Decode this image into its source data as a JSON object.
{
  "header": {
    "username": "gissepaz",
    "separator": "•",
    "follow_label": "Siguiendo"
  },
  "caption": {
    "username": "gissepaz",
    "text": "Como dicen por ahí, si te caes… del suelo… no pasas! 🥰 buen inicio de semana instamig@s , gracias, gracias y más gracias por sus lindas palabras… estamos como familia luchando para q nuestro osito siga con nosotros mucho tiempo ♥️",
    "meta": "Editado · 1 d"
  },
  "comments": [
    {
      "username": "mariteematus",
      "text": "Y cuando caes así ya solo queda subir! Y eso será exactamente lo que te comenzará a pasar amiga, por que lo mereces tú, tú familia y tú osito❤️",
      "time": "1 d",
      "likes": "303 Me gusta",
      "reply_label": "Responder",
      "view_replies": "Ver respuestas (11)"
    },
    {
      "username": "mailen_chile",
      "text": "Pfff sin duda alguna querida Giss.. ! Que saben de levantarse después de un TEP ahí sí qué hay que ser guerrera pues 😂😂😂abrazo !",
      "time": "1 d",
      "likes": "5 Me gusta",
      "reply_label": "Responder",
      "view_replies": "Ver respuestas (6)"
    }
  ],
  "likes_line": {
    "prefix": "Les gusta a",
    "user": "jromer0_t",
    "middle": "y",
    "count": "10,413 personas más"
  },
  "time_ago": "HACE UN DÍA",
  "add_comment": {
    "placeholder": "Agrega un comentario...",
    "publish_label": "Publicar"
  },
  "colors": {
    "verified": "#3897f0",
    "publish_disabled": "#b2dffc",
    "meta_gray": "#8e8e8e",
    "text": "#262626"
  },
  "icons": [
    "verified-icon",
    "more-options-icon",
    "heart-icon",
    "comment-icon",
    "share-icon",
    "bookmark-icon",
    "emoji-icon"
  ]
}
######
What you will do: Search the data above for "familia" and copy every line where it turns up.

Response for this exercise:
    "text": "Como dicen por ahí, si te caes… del suelo… no pasas! 🥰 buen inicio de semana instamig@s , gracias, gracias y más gracias por sus lindas palabras… estamos como familia luchando para q nuestro osito siga con nosotros mucho tiempo ♥️",
      "text": "Y cuando caes así ya solo queda subir! Y eso será exactamente lo que te comenzará a pasar amiga, por que lo mereces tú, tú familia y tú osito❤️",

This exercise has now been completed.